Some people say that the oceans of planet Earth hold more mysteries than outer space. When we look at the vast array of fascinating creatures found in these oceans, that certainly seems true. The eight creatures listed below definitely show that our knowledge about the oceans and all they contain is only ever growing.
1. Pacific Blackdragon
The pacific blackdragon has a truly frightening appearance. They have long, thin bodies and large heads filled with incredibly long, needle-like teeth. The pacific blackdragon feeds mostly on crustaceans, venturing up from the depths at night before returning to the deep at dawn.
2. Terrible Claw Lobster
The terrible claw lobster wasn’t discovered until 2010. This deep-sea lobster only grows to about a foot in length, but it has one thin, spiked claw that is nearly as long as the lobster itself. Because the lobster is so rare, scientists aren’t yet sure of the purpose of the claw.
3. Sarcastic Fringehead
The sarcastic fringehead may simply look like a slightly odd fish at first glance. However, this fish, which is found along open coastlines, has a huge jaw which can open incredibly wide. Fringeheads leap at their prey, using their sharp teeth to snag food before swallowing it whole.
4. Roughback Batfish
The roughback batfish, which is found in the Atlantic Ocean from North Carolina to as far south as Brazil, looks something like a cross between a rock and a fish. The roughback batfish gets its name from its triangular shape and the way its body resembles a craggy stone covered in algae.
5. Frilled Shark
Frilled sharks look like something straight from the age of dinosaurs. These sharks, which can grow up to six feet in length, get their name from their frilled gills. They also have massive jaws, which allow them to swallow prey that is half their own body size.

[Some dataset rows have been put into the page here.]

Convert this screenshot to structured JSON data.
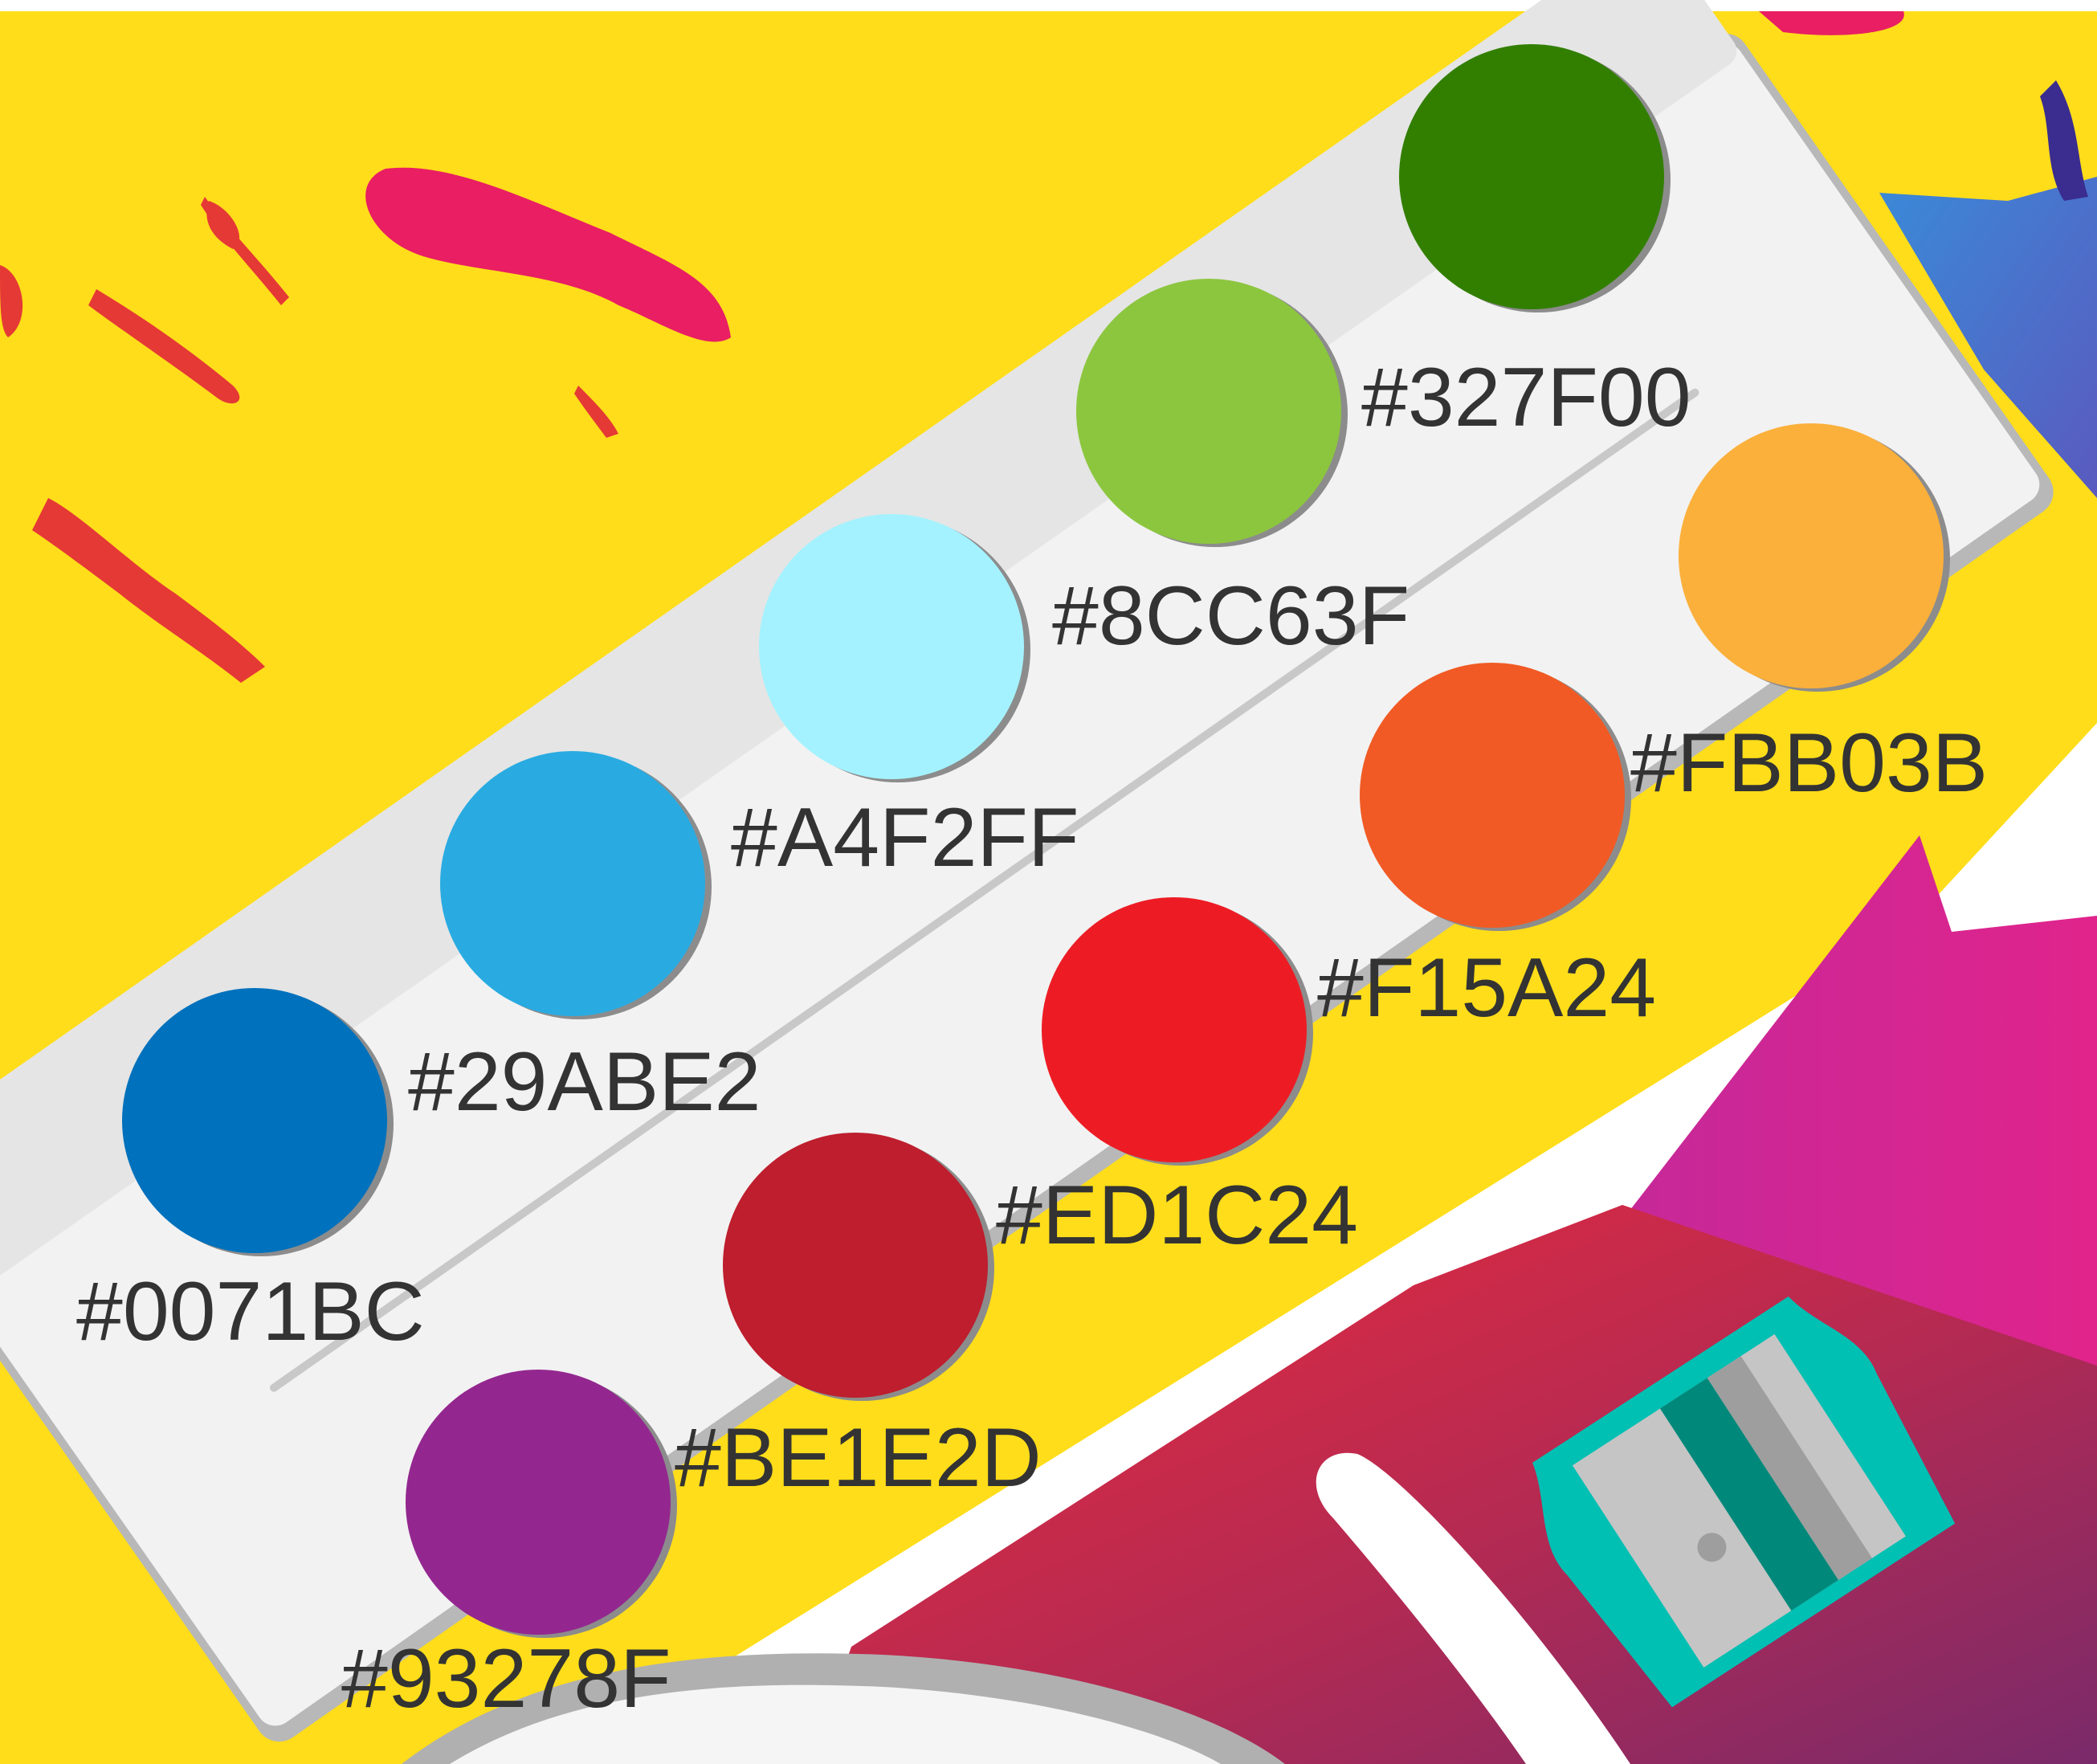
{
  "palette": {
    "swatches": [
      {
        "color": "#327F00",
        "label": "#327F00"
      },
      {
        "color": "#8CC63F",
        "label": "#8CC63F"
      },
      {
        "color": "#A4F2FF",
        "label": "#A4F2FF"
      },
      {
        "color": "#29ABE2",
        "label": "#29ABE2"
      },
      {
        "color": "#0071BC",
        "label": "#0071BC"
      },
      {
        "color": "#FBB03B",
        "label": "#FBB03B"
      },
      {
        "color": "#F15A24",
        "label": "#F15A24"
      },
      {
        "color": "#ED1C24",
        "label": "#ED1C24"
      },
      {
        "color": "#BE1E2D",
        "label": "#BE1E2D"
      },
      {
        "color": "#93278F",
        "label": "#93278F"
      }
    ]
  },
  "colors": {
    "background_yellow": "#FFDD1A",
    "splash_pink": "#E91E63",
    "splash_red": "#E53935",
    "tray_body": "#F2F2F2",
    "tray_lid": "#E5E5E5",
    "tray_edge": "#B8B8B8",
    "sharpener_teal": "#00BFB3",
    "label_text": "#333333"
  },
  "icons": [
    "paint-splash",
    "pencil-sharpener-icon",
    "paintbrush-handle"
  ]
}
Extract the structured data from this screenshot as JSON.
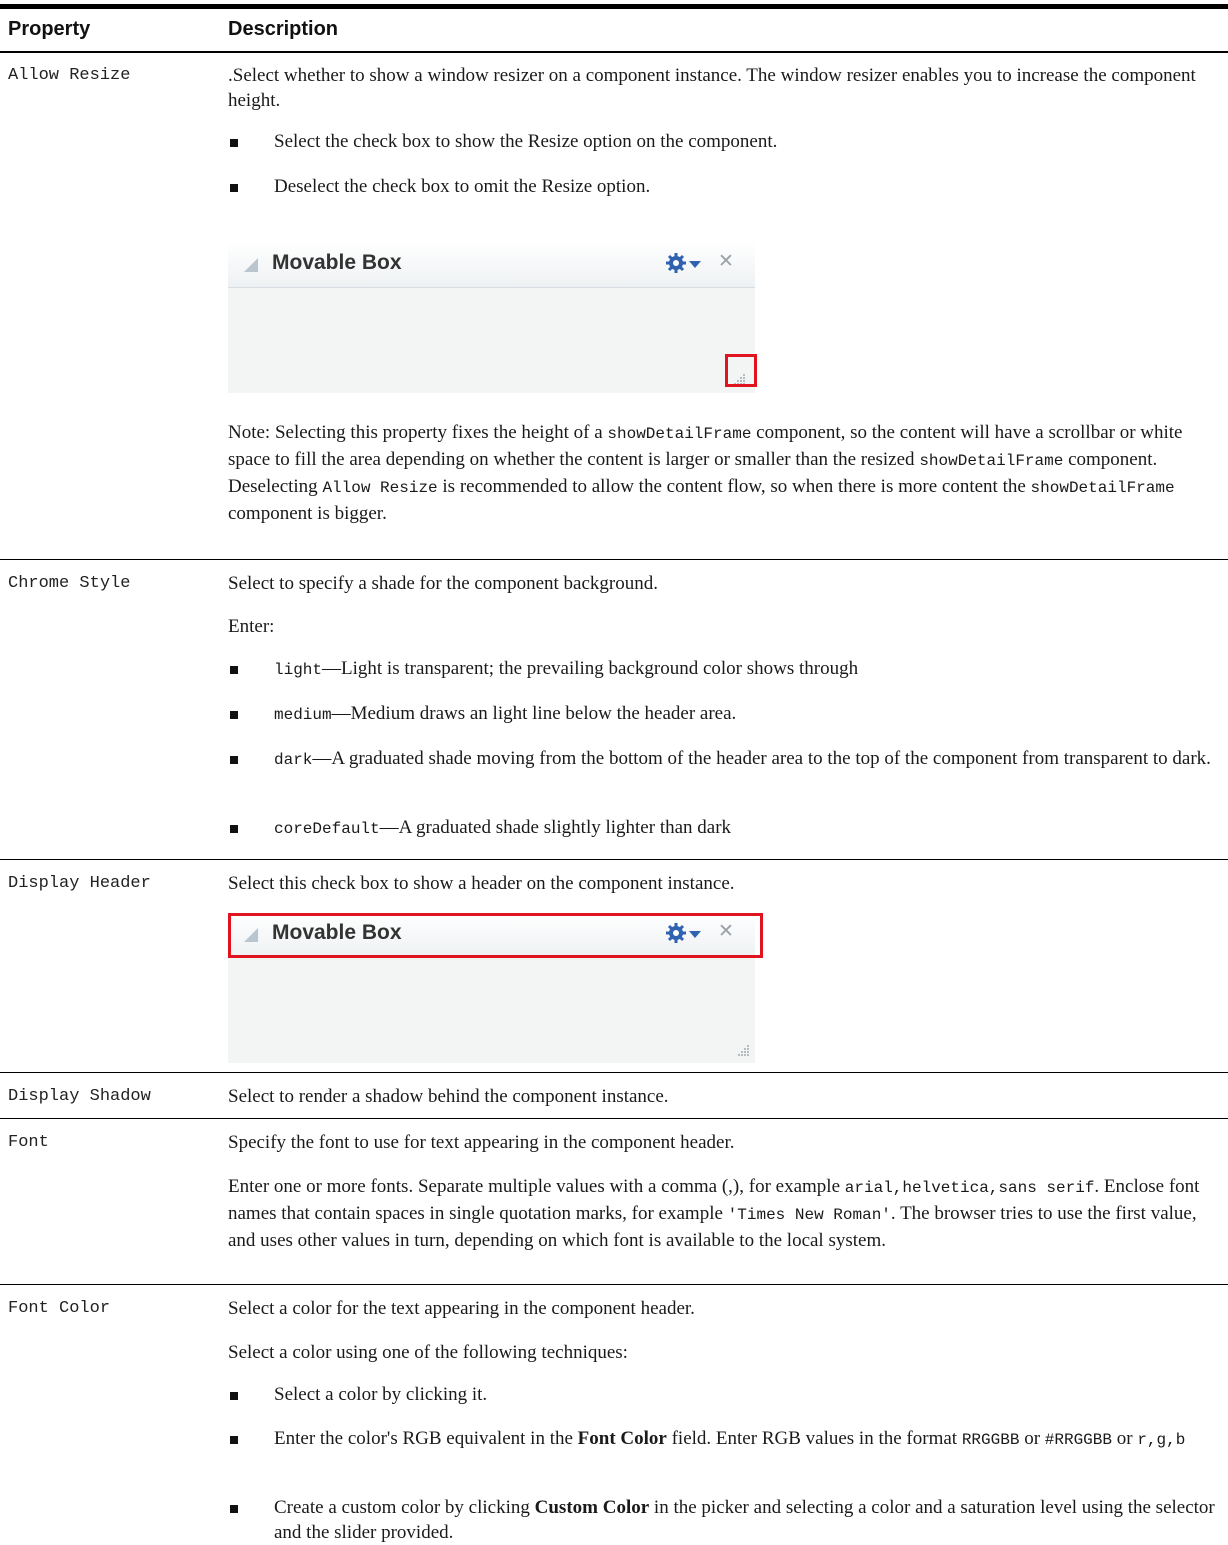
{
  "header": {
    "property": "Property",
    "description": "Description"
  },
  "rows": {
    "allow_resize": {
      "name": "Allow Resize",
      "intro": ".Select whether to show a window resizer on a component instance. The window resizer enables you to increase the component height.",
      "bullets": [
        "Select the check box to show the Resize option on the component.",
        "Deselect the check box to omit the Resize option."
      ],
      "note_1": "Note: Selecting this property fixes the height of a ",
      "note_code_1": "showDetailFrame",
      "note_2": " component, so the content will have a scrollbar or white space to fill the area depending on whether the content is larger or smaller than the resized ",
      "note_code_2": "showDetailFrame",
      "note_3": " component. Deselecting ",
      "note_code_3": "Allow Resize",
      "note_4": " is recommended to allow the content flow, so when there is more content the ",
      "note_code_4": "showDetailFrame",
      "note_5": " component is bigger."
    },
    "chrome_style": {
      "name": "Chrome Style",
      "intro": "Select to specify a shade for the component background.",
      "enter": "Enter:",
      "bullets": [
        {
          "code": "light",
          "text": "—Light is transparent; the prevailing background color shows through"
        },
        {
          "code": "medium",
          "text": "—Medium draws an light line below the header area."
        },
        {
          "code": "dark",
          "text": "—A graduated shade moving from the bottom of the header area to the top of the component from transparent to dark."
        },
        {
          "code": "coreDefault",
          "text": "—A graduated shade slightly lighter than dark"
        }
      ]
    },
    "display_header": {
      "name": "Display Header",
      "intro": "Select this check box to show a header on the component instance."
    },
    "display_shadow": {
      "name": "Display Shadow",
      "intro": "Select to render a shadow behind the component instance."
    },
    "font": {
      "name": "Font",
      "intro": "Specify the font to use for text appearing in the component header.",
      "p2_a": "Enter one or more fonts. Separate multiple values with a comma (,), for example ",
      "p2_code_1": "arial,helvetica,sans serif",
      "p2_b": ". Enclose font names that contain spaces in single quotation marks, for example ",
      "p2_code_2": "'Times New Roman'",
      "p2_c": ". The browser tries to use the first value, and uses other values in turn, depending on which font is available to the local system."
    },
    "font_color": {
      "name": "Font Color",
      "intro": "Select a color for the text appearing in the component header.",
      "p2": "Select a color using one of the following techniques:",
      "b1": "Select a color by clicking it.",
      "b2_a": "Enter the color's RGB equivalent in the ",
      "b2_bold": "Font Color",
      "b2_b": " field. Enter RGB values in the format ",
      "b2_code_1": "RRGGBB",
      "b2_or_1": " or ",
      "b2_code_2": "#RRGGBB",
      "b2_or_2": " or ",
      "b2_code_3": "r,g,b",
      "b3_a": "Create a custom color by clicking ",
      "b3_bold": "Custom Color",
      "b3_b": " in the picker and selecting a color and a saturation level using the selector and the slider provided."
    }
  },
  "movable_box": {
    "title": "Movable Box"
  },
  "colors": {
    "highlight": "#e0141e",
    "gear": "#2f62b0"
  }
}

Because they live only in deep water, very little is known about this species.
6. Blue Sea Slug
The blue sea slug is perhaps one of the prettiest creatures in the ocean. The slug, which is actually a nudibranch, is tiny, only growing to about an inch long, and has brilliant blue colors and frilled appendages. The sea slug feeds on Portuguese man o’ wars and stores the stinging cells from the man o’ wars’ tentacles. These cells can then be released to sting predators when the sea slug feels threatened.
7. Giant Oarfish
The giant oarfish is the longest species of bony fish and can grow up to 56 feet long. They weigh around 600 pounds, but despite their massive size, these fish are actually peaceful and feed mostly on plankton. The oarfish is found only in deep water, so it’s rarely seen, although it does occasionally wash up on a beach.
8. Halitrephes Jelly
This beautiful, vividly colored jellyfish looks very much like a firework floating through the ocean. The jelly was first discovered in 1909 and is usually only seen at depths between 4,000 and 5,000 feet. The jellyfish seems to have a wide range, having been spotted in tropical and temperate waters, but because it lives so far down, little is known about it.